I love the term "novelties."  "Novelties" are small manufactured adornments, toy or collectible."  In the 19th and 20th century, Hertwig  manufactured a wide selection of impulse items...bisque dolls, figurines, animals, and knick-knacks.  Many of these were sold in Woolworths, J.C. Murphy and local 5&10 cent stores.  They also offered more expensive lines for fancy good stores.

Mixed in the Hertwig novelty line were cake topper figures.  Not everyone could afford to buy a fancy cake to celebrate a special occaision.  Figures commemorating a baptism or first communion could be purchased and stuck on a cake.  It is believed that Hertwig introduced wedding cake topper figures between 1914-1920. 

You can see below the quality of molding, painting and variety of their work below....

Monday, February 4, 2013

2013 Wedding ideas

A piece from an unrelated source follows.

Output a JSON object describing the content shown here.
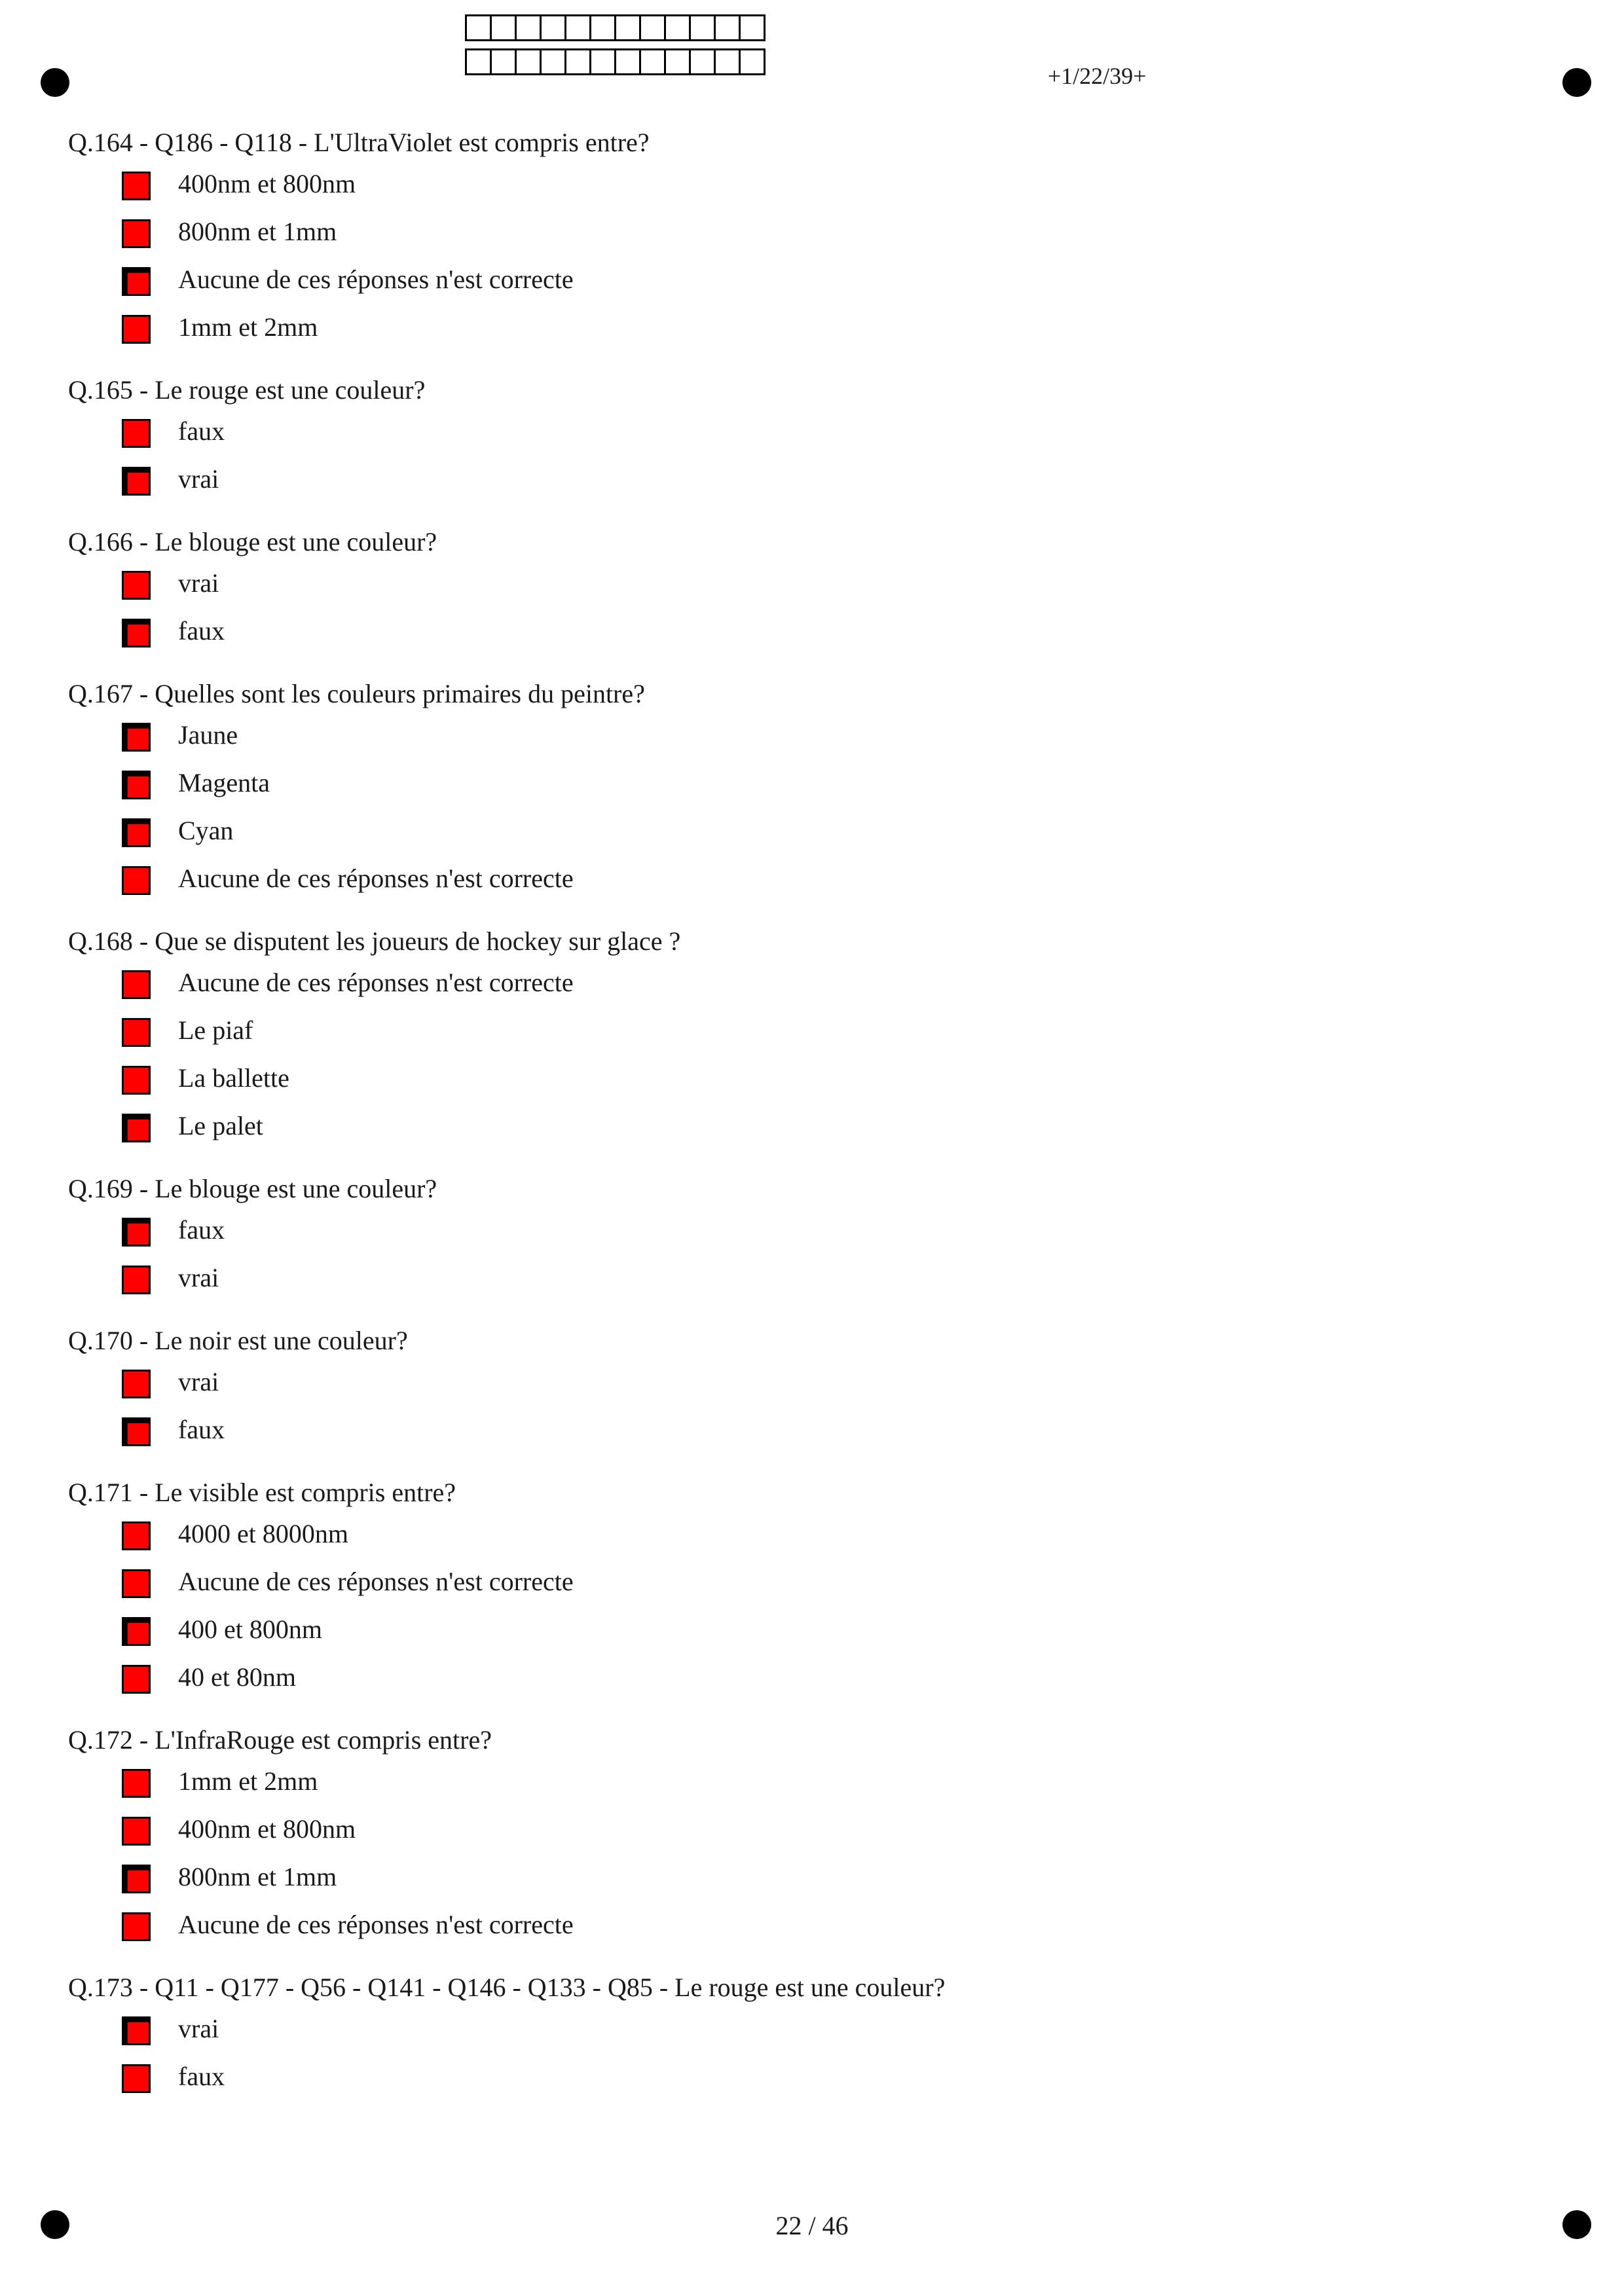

Good news for nostalgic-vintage loving brides-to-be...with the approaching movie release of "The Great Gatsby" this spring summer....Great Gatsby inspired 1920's weddings are HOT in 2013!

Picture of my grandmother Sallie Haueisen...lace gowns, veils, and bridal crowns are part of the look 

This is good news for me.  I make custom wedding cake toppers.   My toppers feature wedding figures cast from molds made from originals from the 1920's and 1930's.  In my opinion, the German Hertwig company made some of the finest wedding figures ever made.  I'm lucky to have 6 original figures in my collection.  

My most popular figure used today is a Hertwig figure customized with elements carved off...
 2012 June Sweet Pea Topper
More talk tomorrow about antique Herwig figures and elements of a classic wedding cake topper...

Got an antique-vintage wedding picture to share....contact me!